Student Housing Business

SEP-OCT 2018

Student Housing Business is the voice of the student housing industry.

Issue link:

Contents of this Issue


Page 60 of 88

MANAGEMENT September/October 2018 60 The most important relationship The community manager and service manager relationship is the most important working relation- ship in your property management operation. Be sure to spend time on the sites with these two key mem- bers working through an issue or problem together and encourage them to interact in order to come up with the solution together. When hiring for these positions, be sure to take into serious consideration the personalities of each so that a com- patible team is realized. Be sure to also include both in the budgeting process. I have seen too many service managers left out of the process, and the lack of involvement creates a natural conflict. Property walks create more than just to-do lists Routine property walks by and with your site teams should be part of your company culture at every level. It is needed to show your focus on the importance of curb appeal, evaluate capital needs, monitor property projects, and create quality time out of the office with the team at all levels. They should have a tone of support, teamwork and planning to keep the property ahead of the competition. It's not a "stick", but an important property management tool. When it is done routinely at the property level and at the corporate level, expectations are clear- ly communicated. Curb appeal is heightened; the walks become an opportunity to foster teamwork and planning to keep the property competitive. Package lockers bring big returns in time, money and resident satisfaction Package lockers have solved an operational challenge that has been building over the last decade. Our installations have taken packages out of the office and freed the site teams to focus on customer service, leasing and other value adding tasks. It can create a revenue source to offset the expense of the investment and ongoing operational costs. New team members who have not had them before rave about them when they join our team. MARK WILKIE Senior Vice President, The Collier Companies Hear your customers Very few businesses have the lux- ury of being able to interact as inti- mately with their customers as we do in student housing. We are fortunate to have direct access to our custom- ers on a daily basis, yet we prioritize analyzing markets, rates, pre-leasing activity, new supply or conducting surveys rather than listening to our customers. We need to strike up a conversation with the people stand- ing in front of us. If we listen to what they say about their experience, they will tell us everything we need to know to be successful; we just need to listen and respond appropriately. MITCHELL SMITH Chief Operating Officer, The Scion Group Be consistent Being consistent with students, campus part- ners and staff provides comfort and stability to the community. Whether it be consistency with policies, product and branding, consistency in the operation of a site creates a reliable resource for the community. This also aids in keeping university partners comfortable. They know that they can depend on your product with minimal stress and confusion. Be passionate Most people can never really pinpoint exactly when they fell in love with student housing, and that itself is the beauty of our careers. The never-ending desire to help as many students as possible and remembering the 'why' in this profession is what keeps us motivated to help our students. Having pas- sion for what you do shows in every aspect of your job. This can be as simple as following up with a student about a work order or attending a campus event to show support to your campus partners. This trait is something that students and university partners can genuinely feel and leads to higher student and staff retention. Be patient While working in student housing, we can all share a story as to when our patience was tested by a student, bad weather or even a leaky faucet. However, learning to take a deep breath and address situations as they arise has been one of the best tips I have utilized. Understanding that you can't control all situations and being able to assess and learn from experi- ences — both good and bad — is always helpful in dealing with stressful situations. RENESHA MARTIN Assistant General Manager, COCM STUDENT HOUSING BUSINESS ® Covering the student housing industry in print, online, in your inbox & in person. Check out the latest headlines every day at Subscribe to the magazine and the weekly e-newsletter at And save the date for the 11th annual InterFace Student Housing Conference April 8-10 in Austin. Registration available in mid-November at

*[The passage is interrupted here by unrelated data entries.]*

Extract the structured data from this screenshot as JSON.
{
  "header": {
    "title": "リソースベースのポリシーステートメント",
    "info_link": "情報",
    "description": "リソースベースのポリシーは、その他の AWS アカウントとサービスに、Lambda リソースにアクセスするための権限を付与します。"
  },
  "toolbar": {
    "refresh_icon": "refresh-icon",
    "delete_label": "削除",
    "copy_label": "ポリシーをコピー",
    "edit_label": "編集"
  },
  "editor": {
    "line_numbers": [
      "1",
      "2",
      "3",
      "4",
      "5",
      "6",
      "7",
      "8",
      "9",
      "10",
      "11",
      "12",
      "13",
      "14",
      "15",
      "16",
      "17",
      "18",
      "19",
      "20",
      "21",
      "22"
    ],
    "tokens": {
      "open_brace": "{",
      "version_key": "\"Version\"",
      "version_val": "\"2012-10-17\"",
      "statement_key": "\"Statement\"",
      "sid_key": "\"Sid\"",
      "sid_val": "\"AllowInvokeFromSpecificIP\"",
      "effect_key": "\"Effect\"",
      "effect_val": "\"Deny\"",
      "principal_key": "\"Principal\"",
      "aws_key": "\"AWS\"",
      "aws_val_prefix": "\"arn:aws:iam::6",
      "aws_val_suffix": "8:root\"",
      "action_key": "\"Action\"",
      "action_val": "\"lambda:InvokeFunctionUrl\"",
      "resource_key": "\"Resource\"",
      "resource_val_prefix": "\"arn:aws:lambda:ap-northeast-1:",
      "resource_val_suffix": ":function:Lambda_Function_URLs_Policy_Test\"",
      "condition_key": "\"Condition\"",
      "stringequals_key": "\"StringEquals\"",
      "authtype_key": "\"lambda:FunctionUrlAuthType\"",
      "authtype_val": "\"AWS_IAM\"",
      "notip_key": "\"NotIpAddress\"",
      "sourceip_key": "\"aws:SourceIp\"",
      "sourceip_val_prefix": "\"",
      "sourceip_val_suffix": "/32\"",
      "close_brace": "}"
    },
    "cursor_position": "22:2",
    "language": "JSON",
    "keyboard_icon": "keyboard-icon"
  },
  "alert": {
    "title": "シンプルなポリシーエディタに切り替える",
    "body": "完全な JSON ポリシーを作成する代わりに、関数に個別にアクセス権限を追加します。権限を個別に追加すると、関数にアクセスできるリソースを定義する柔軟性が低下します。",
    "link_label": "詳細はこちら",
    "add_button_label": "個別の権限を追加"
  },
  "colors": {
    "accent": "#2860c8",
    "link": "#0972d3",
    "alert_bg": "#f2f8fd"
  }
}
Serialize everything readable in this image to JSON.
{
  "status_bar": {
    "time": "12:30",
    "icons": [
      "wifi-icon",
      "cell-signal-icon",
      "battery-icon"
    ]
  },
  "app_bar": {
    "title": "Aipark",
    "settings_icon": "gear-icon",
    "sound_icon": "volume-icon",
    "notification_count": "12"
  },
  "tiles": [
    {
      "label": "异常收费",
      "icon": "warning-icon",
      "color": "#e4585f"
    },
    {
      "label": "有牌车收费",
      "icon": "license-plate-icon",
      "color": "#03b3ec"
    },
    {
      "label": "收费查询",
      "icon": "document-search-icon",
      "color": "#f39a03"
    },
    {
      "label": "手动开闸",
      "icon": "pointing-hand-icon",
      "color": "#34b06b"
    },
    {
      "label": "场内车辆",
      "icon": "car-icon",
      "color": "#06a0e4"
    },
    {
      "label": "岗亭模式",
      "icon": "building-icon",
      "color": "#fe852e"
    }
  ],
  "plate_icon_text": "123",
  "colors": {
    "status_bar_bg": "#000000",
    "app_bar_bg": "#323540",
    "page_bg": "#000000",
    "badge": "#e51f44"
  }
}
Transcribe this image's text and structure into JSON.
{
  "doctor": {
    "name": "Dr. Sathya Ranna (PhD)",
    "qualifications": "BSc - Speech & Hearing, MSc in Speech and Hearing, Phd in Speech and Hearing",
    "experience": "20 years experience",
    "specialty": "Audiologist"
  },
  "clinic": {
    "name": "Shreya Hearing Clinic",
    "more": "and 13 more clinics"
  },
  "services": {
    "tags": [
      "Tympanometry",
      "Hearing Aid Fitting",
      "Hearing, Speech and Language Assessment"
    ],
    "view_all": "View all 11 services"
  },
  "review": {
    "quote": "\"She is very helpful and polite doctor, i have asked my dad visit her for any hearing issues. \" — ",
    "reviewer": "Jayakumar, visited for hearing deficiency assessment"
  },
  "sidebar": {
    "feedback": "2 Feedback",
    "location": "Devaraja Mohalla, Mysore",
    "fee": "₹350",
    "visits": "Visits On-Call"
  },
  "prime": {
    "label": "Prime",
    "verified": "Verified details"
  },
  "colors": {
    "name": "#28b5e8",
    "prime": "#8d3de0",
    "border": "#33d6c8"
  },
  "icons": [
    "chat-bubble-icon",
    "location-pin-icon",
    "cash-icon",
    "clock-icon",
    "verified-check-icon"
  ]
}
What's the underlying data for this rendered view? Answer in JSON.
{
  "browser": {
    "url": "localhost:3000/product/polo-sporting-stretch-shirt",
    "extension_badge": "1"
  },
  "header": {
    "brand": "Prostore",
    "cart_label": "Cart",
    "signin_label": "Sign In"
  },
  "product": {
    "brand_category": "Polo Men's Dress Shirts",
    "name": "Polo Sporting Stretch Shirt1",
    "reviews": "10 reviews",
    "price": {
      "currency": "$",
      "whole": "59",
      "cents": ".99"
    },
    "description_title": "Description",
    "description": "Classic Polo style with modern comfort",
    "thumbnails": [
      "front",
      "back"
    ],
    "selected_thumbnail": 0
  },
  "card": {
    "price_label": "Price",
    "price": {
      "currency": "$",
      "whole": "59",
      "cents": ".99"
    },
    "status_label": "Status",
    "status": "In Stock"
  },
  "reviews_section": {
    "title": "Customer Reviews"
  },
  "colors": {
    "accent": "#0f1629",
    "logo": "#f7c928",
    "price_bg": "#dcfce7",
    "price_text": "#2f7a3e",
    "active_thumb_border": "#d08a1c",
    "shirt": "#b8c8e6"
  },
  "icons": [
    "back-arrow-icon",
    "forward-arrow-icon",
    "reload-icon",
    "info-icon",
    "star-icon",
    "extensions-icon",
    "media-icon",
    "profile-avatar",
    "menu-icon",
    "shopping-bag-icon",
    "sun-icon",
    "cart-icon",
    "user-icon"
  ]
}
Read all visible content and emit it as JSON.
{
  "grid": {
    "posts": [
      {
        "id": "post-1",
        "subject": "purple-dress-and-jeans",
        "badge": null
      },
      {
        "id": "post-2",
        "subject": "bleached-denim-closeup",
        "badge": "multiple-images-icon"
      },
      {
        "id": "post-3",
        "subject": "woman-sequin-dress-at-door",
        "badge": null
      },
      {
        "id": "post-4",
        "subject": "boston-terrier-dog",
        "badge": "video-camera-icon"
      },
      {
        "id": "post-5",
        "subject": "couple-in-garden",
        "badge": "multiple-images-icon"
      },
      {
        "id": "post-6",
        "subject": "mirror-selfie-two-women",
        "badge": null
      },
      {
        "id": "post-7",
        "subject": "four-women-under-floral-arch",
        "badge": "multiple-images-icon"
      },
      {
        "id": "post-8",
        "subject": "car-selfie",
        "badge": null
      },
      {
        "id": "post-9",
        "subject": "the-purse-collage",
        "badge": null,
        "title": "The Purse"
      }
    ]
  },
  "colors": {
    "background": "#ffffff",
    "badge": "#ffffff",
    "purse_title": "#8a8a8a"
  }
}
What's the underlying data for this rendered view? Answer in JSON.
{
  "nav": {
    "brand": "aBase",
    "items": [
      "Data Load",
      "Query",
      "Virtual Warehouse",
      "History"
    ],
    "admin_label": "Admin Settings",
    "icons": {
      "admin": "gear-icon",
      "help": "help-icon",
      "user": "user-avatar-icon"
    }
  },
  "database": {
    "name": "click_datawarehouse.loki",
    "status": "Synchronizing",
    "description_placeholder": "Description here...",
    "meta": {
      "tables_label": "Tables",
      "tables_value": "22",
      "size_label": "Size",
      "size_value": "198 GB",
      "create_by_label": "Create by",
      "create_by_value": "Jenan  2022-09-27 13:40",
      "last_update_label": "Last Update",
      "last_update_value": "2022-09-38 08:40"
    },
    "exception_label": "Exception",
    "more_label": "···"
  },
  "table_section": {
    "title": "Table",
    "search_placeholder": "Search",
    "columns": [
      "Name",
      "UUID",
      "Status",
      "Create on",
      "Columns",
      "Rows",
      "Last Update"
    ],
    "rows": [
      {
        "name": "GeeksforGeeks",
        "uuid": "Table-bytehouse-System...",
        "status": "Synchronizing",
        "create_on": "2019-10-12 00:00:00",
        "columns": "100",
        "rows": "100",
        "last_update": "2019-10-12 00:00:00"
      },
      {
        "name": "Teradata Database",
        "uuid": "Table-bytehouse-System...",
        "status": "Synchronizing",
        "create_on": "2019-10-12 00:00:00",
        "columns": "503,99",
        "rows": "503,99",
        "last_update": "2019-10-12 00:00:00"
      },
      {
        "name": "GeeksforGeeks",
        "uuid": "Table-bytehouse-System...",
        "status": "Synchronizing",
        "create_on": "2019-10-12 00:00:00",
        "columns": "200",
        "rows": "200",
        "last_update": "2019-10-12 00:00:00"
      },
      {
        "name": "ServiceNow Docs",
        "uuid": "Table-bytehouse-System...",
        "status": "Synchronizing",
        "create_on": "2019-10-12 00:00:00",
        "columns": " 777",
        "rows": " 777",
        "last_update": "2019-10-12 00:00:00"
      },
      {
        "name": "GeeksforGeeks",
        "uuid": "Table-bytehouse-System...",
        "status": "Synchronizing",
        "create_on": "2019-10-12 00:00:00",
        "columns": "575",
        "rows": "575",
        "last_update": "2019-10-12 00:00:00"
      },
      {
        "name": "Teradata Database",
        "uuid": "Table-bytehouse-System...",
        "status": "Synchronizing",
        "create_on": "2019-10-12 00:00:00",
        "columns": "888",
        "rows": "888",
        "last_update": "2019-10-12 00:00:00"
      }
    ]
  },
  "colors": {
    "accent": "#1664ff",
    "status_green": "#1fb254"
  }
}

Articles in this issue

Links on this page

Archives of this issue

view archives of Student Housing Business - SEP-OCT 2018